Software development at the ABI
Our members contribute to many software projects, from individual automation scripts to large-scale international open-source projects.
Our developers contribute to a number of international open-source projects under the auspices of the Physiome Project.
The projects listed below provide some examples of the software we contribute to.
In most cases, we also state the person most involved with the project. You can find out more about these individuals in the People section below.
Physiome Model Repository
Physiome Model Repository is powered by the PMR2 software suite. It contains the CellML models. These have been developed by researchers around the world over the past two decades.The PMR2 software suite is the combination of:
People: Tommy Yu
Find out more: Physiome Model Repository
People: Tommy Yu
Learn more: Calmjs
People: Hugh Sorby, Alan Garny
Explore more: libCellML
libOpenCOR is a cross-platform library written in C++. It relies on libCellML and comes with Python bindings. It is used as the backend to OpenCOR and is released under the Apache v2.0 license.
People: Alan Garny
Check it out: libOpenCOR
Reproducible workflow environment with a growing number of plug-in tools for performing workflow steps. MAP Client provides the foundation for the SPARC Scaffold Mapping Tools.
Continuum modelling software including Zinc library.
CMLibs Zinc Library
Modelling and visualisation library for building interactive graphical interfaces, written in C/C++ with APIs in C, C++ and Python. Business friendly open source license.
Various tools and user interfaces built with Zinc are also actively developed or maintained by the ABI. Cmgui is the legacy visualisation application built on Zinc.
Source code: github.com/cmlibs/zinc
People: Richard Christie, Alan Wu, Hugh Sorby
OpenCOR is a cross-platform modelling environment, which is aimed at organising, editing, simulating, and analysing CellML files. It is released under the GPL v3.0 license and can be downloaded for Windows, Linux, and macOS from the OpenCOR website.

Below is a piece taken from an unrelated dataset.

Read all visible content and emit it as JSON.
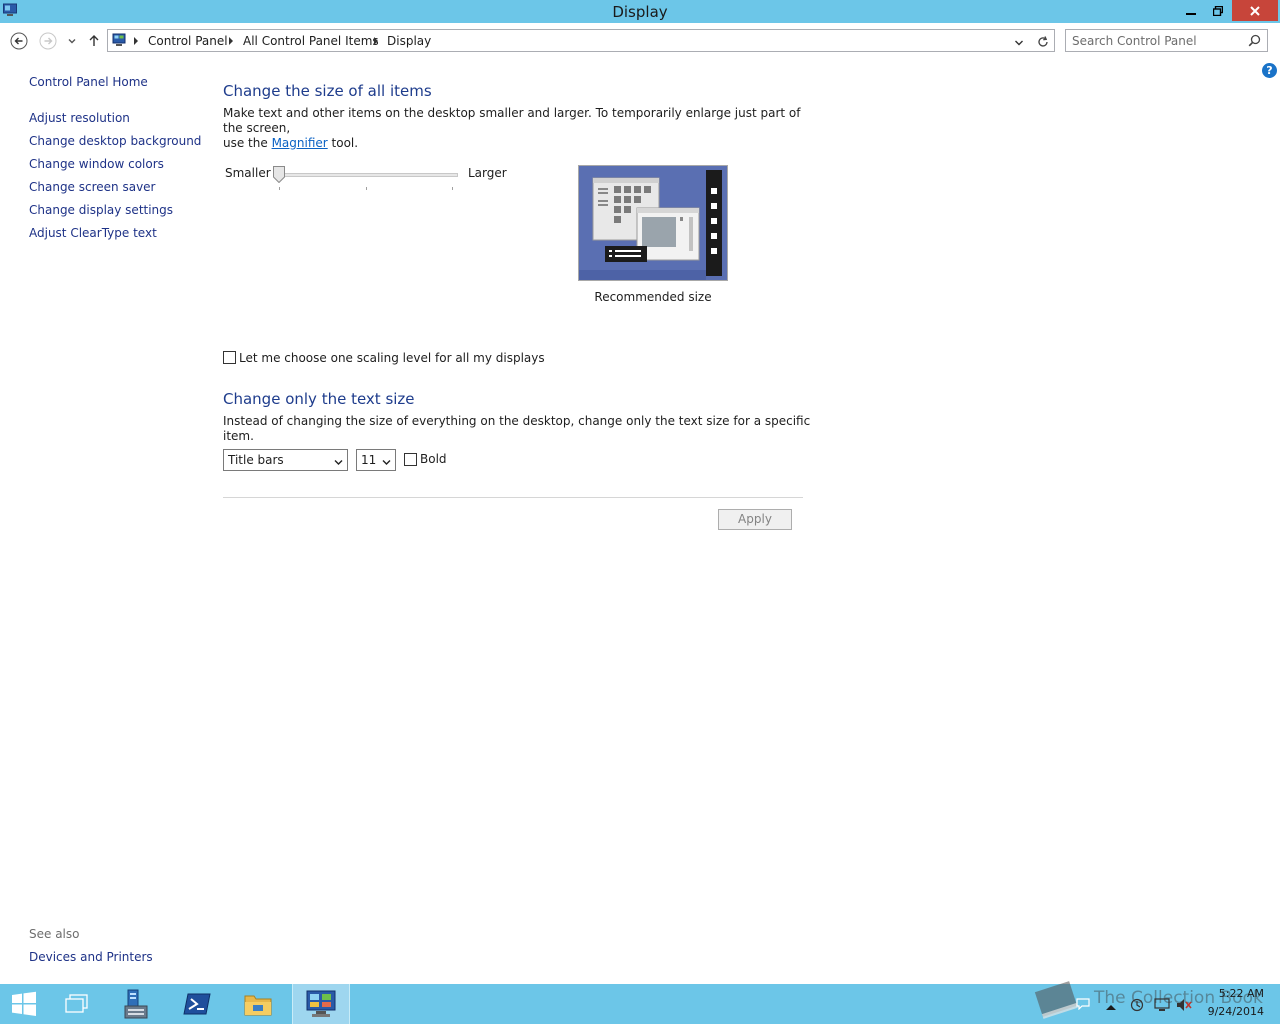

Please have a look at our published article. There, you can learn more about our modular and interoperable approach to computational biology in OpenCOR.
People: Alan Garny
Check it out: OpenCOR
ZincJS and Scaffoldvuer
ZincJS is a Web-based 3D interface library based on the popular three.js library. It provides a number of classes /methods for easy access to powerful 3D models visualisations for desktop/mobile platforms on WebGL compatible browsers. You can find documentation and web apps built on ZincJS on their website.
Scaffoldvuer is a simple web interface with 3D visualisation capability powered by ZincJS. It is currently capable of displaying 3D models format such as GLTF, STL and OBJ, and models from Zinc.
Funded by NIH, ABI collaborates with multiple large research institutes to develop a web portal with the vision to accelerate autonomic neuroscience research and device development by providing access to digital resources that can be shared, cited, visualized, computed, and used for virtual experimentation.
People: Alan Wu, Jesse Khorasanee, Hugh Sorby, Alan Garny
Developed with similar frameworks to those used for SPARC Portal. It aims to support biomedical research in New Zealand through an easy, user-friendly interface to access information, research data and monitor progress.
People: Alan Wu
We have many software development experts at the ABI covering a wide range of skills. We list here the senior developers who are able to provide valuable advice on your own software projects.
Expertise: C/C++, Python, software architecture, algorithm design, API design, graphical user interfaces, visualisation, computer graphics (OpenGL), Git, finite elements, FEM field representation & meshing.
Expertise: Rust, Python (Zope/Plone and other various web backend/integration frameworks, and unit testing), Git, Continuous Integration, SQL, Semantic web, Node.js/Python integration, Virtualised Servers (VirtualBox and AWS EC2).